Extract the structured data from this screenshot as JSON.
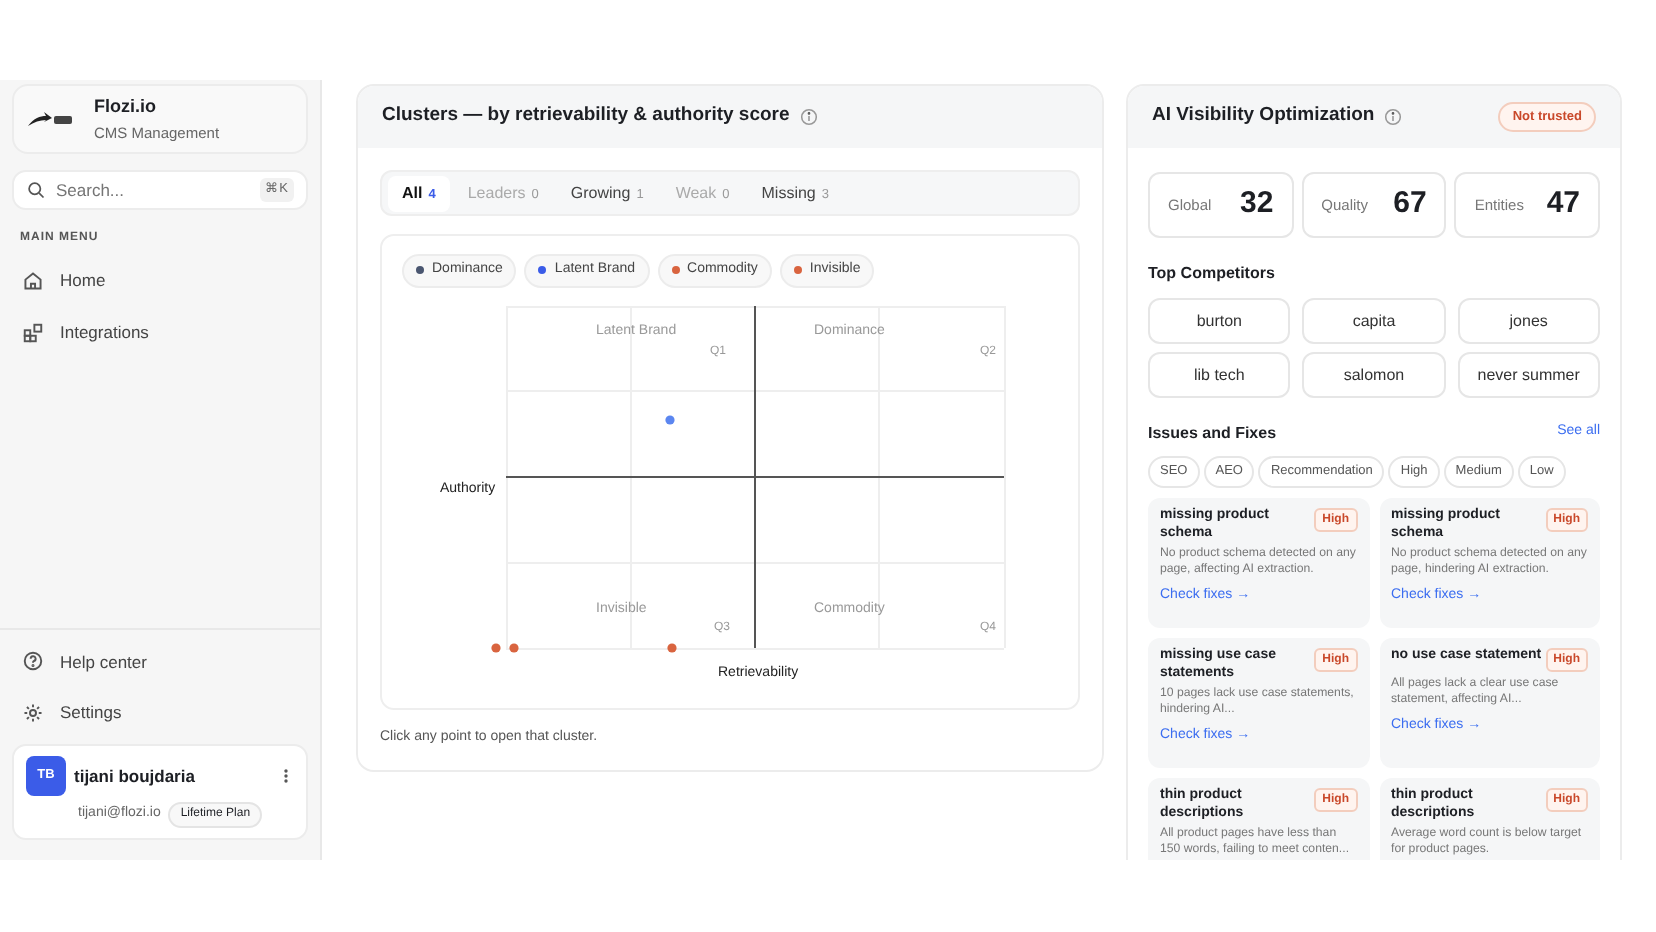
{
  "sidebar": {
    "brand": {
      "name": "Flozi.io",
      "subtitle": "CMS Management"
    },
    "search": {
      "placeholder": "Search...",
      "shortcut": "⌘K"
    },
    "section_label": "MAIN MENU",
    "items": [
      {
        "label": "Home"
      },
      {
        "label": "Integrations"
      }
    ],
    "bottom_items": [
      {
        "label": "Help center"
      },
      {
        "label": "Settings"
      }
    ],
    "user": {
      "initials": "TB",
      "name": "tijani boujdaria",
      "email": "tijani@flozi.io",
      "plan": "Lifetime Plan"
    }
  },
  "clusters": {
    "title": "Clusters — by retrievability & authority score",
    "tabs": [
      {
        "label": "All",
        "count": "4",
        "selected": true
      },
      {
        "label": "Leaders",
        "count": "0",
        "selected": false,
        "empty": true
      },
      {
        "label": "Growing",
        "count": "1",
        "selected": false,
        "empty": false
      },
      {
        "label": "Weak",
        "count": "0",
        "selected": false,
        "empty": true
      },
      {
        "label": "Missing",
        "count": "3",
        "selected": false,
        "empty": false
      }
    ],
    "legend": [
      {
        "label": "Dominance",
        "color": "#4a5670"
      },
      {
        "label": "Latent Brand",
        "color": "#3b5ce8"
      },
      {
        "label": "Commodity",
        "color": "#d9643f"
      },
      {
        "label": "Invisible",
        "color": "#d9643f"
      }
    ],
    "quadrants": [
      {
        "name": "Latent Brand",
        "code": "Q1"
      },
      {
        "name": "Dominance",
        "code": "Q2"
      },
      {
        "name": "Invisible",
        "code": "Q3"
      },
      {
        "name": "Commodity",
        "code": "Q4"
      }
    ],
    "ylabel": "Authority",
    "xlabel": "Retrievability",
    "footnote": "Click any point to open that cluster."
  },
  "visibility": {
    "title": "AI Visibility Optimization",
    "badge": "Not trusted",
    "stats": [
      {
        "label": "Global",
        "value": "32"
      },
      {
        "label": "Quality",
        "value": "67"
      },
      {
        "label": "Entities",
        "value": "47"
      }
    ],
    "competitors_title": "Top Competitors",
    "competitors": [
      "burton",
      "capita",
      "jones",
      "lib tech",
      "salomon",
      "never summer"
    ],
    "issues_title": "Issues and Fixes",
    "see_all": "See all",
    "filters": [
      "SEO",
      "AEO",
      "Recommendation",
      "High",
      "Medium",
      "Low"
    ],
    "issues": [
      {
        "title": "missing product schema",
        "severity": "High",
        "description": "No product schema detected on any page, affecting AI extraction.",
        "action": "Check fixes →"
      },
      {
        "title": "missing product schema",
        "severity": "High",
        "description": "No product schema detected on any page, hindering AI extraction.",
        "action": "Check fixes →"
      },
      {
        "title": "missing use case statements",
        "severity": "High",
        "description": "10 pages lack use case statements, hindering AI...",
        "action": "Check fixes →"
      },
      {
        "title": "no use case statement",
        "severity": "High",
        "description": "All pages lack a clear use case statement, affecting AI...",
        "action": "Check fixes →"
      },
      {
        "title": "thin product descriptions",
        "severity": "High",
        "description": "All product pages have less than 150 words, failing to meet conten..."
      },
      {
        "title": "thin product descriptions",
        "severity": "High",
        "description": "Average word count is below target for product pages."
      }
    ]
  }
}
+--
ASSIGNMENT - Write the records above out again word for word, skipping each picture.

TASK OUTPUT -
Extract the structured data from this screenshot as JSON.
{
  "sidebar": {
    "brand": {
      "name": "Flozi.io",
      "subtitle": "CMS Management"
    },
    "search": {
      "placeholder": "Search...",
      "shortcut": "⌘K"
    },
    "section_label": "MAIN MENU",
    "items": [
      {
        "label": "Home"
      },
      {
        "label": "Integrations"
      }
    ],
    "bottom_items": [
      {
        "label": "Help center"
      },
      {
        "label": "Settings"
      }
    ],
    "user": {
      "initials": "TB",
      "name": "tijani boujdaria",
      "email": "tijani@flozi.io",
      "plan": "Lifetime Plan"
    }
  },
  "clusters": {
    "title": "Clusters — by retrievability & authority score",
    "tabs": [
      {
        "label": "All",
        "count": "4",
        "selected": true
      },
      {
        "label": "Leaders",
        "count": "0",
        "selected": false,
        "empty": true
      },
      {
        "label": "Growing",
        "count": "1",
        "selected": false,
        "empty": false
      },
      {
        "label": "Weak",
        "count": "0",
        "selected": false,
        "empty": true
      },
      {
        "label": "Missing",
        "count": "3",
        "selected": false,
        "empty": false
      }
    ],
    "legend": [
      {
        "label": "Dominance",
        "color": "#4a5670"
      },
      {
        "label": "Latent Brand",
        "color": "#3b5ce8"
      },
      {
        "label": "Commodity",
        "color": "#d9643f"
      },
      {
        "label": "Invisible",
        "color": "#d9643f"
      }
    ],
    "quadrants": [
      {
        "name": "Latent Brand",
        "code": "Q1"
      },
      {
        "name": "Dominance",
        "code": "Q2"
      },
      {
        "name": "Invisible",
        "code": "Q3"
      },
      {
        "name": "Commodity",
        "code": "Q4"
      }
    ],
    "ylabel": "Authority",
    "xlabel": "Retrievability",
    "footnote": "Click any point to open that cluster."
  },
  "visibility": {
    "title": "AI Visibility Optimization",
    "badge": "Not trusted",
    "stats": [
      {
        "label": "Global",
        "value": "32"
      },
      {
        "label": "Quality",
        "value": "67"
      },
      {
        "label": "Entities",
        "value": "47"
      }
    ],
    "competitors_title": "Top Competitors",
    "competitors": [
      "burton",
      "capita",
      "jones",
      "lib tech",
      "salomon",
      "never summer"
    ],
    "issues_title": "Issues and Fixes",
    "see_all": "See all",
    "filters": [
      "SEO",
      "AEO",
      "Recommendation",
      "High",
      "Medium",
      "Low"
    ],
    "issues": [
      {
        "title": "missing product schema",
        "severity": "High",
        "description": "No product schema detected on any page, affecting AI extraction.",
        "action": "Check fixes →"
      },
      {
        "title": "missing product schema",
        "severity": "High",
        "description": "No product schema detected on any page, hindering AI extraction.",
        "action": "Check fixes →"
      },
      {
        "title": "missing use case statements",
        "severity": "High",
        "description": "10 pages lack use case statements, hindering AI...",
        "action": "Check fixes →"
      },
      {
        "title": "no use case statement",
        "severity": "High",
        "description": "All pages lack a clear use case statement, affecting AI...",
        "action": "Check fixes →"
      },
      {
        "title": "thin product descriptions",
        "severity": "High",
        "description": "All product pages have less than 150 words, failing to meet conten..."
      },
      {
        "title": "thin product descriptions",
        "severity": "High",
        "description": "Average word count is below target for product pages."
      }
    ]
  }
}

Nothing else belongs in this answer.